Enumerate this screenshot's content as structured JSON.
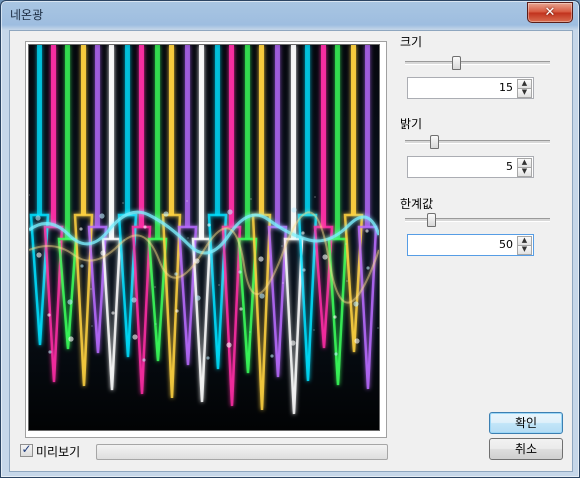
{
  "window": {
    "title": "네온광",
    "close_glyph": "✕"
  },
  "preview": {
    "image_alt": "glowing neon colored pencil tips",
    "colors": [
      "#00e0ff",
      "#ff2ea6",
      "#39ff5a",
      "#ffd23f",
      "#b86bff",
      "#ffffff"
    ]
  },
  "preview_toggle": {
    "label": "미리보기",
    "checked": true,
    "check_glyph": "✓"
  },
  "controls": {
    "size": {
      "label": "크기",
      "value": "15",
      "level": 0.35
    },
    "brightness": {
      "label": "밝기",
      "value": "5",
      "level": 0.2
    },
    "threshold": {
      "label": "한계값",
      "value": "50",
      "level": 0.18
    }
  },
  "spin_glyphs": {
    "up": "▲",
    "down": "▼"
  },
  "buttons": {
    "ok": "확인",
    "cancel": "취소"
  },
  "progress": {
    "level": 0
  }
}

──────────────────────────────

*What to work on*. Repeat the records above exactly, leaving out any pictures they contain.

*Output of the task*.
Enumerate this screenshot's content as structured JSON.
{
  "window": {
    "title": "네온광",
    "close_glyph": "✕"
  },
  "preview": {
    "image_alt": "glowing neon colored pencil tips",
    "colors": [
      "#00e0ff",
      "#ff2ea6",
      "#39ff5a",
      "#ffd23f",
      "#b86bff",
      "#ffffff"
    ]
  },
  "preview_toggle": {
    "label": "미리보기",
    "checked": true,
    "check_glyph": "✓"
  },
  "controls": {
    "size": {
      "label": "크기",
      "value": "15",
      "level": 0.35
    },
    "brightness": {
      "label": "밝기",
      "value": "5",
      "level": 0.2
    },
    "threshold": {
      "label": "한계값",
      "value": "50",
      "level": 0.18
    }
  },
  "spin_glyphs": {
    "up": "▲",
    "down": "▼"
  },
  "buttons": {
    "ok": "확인",
    "cancel": "취소"
  },
  "progress": {
    "level": 0
  }
}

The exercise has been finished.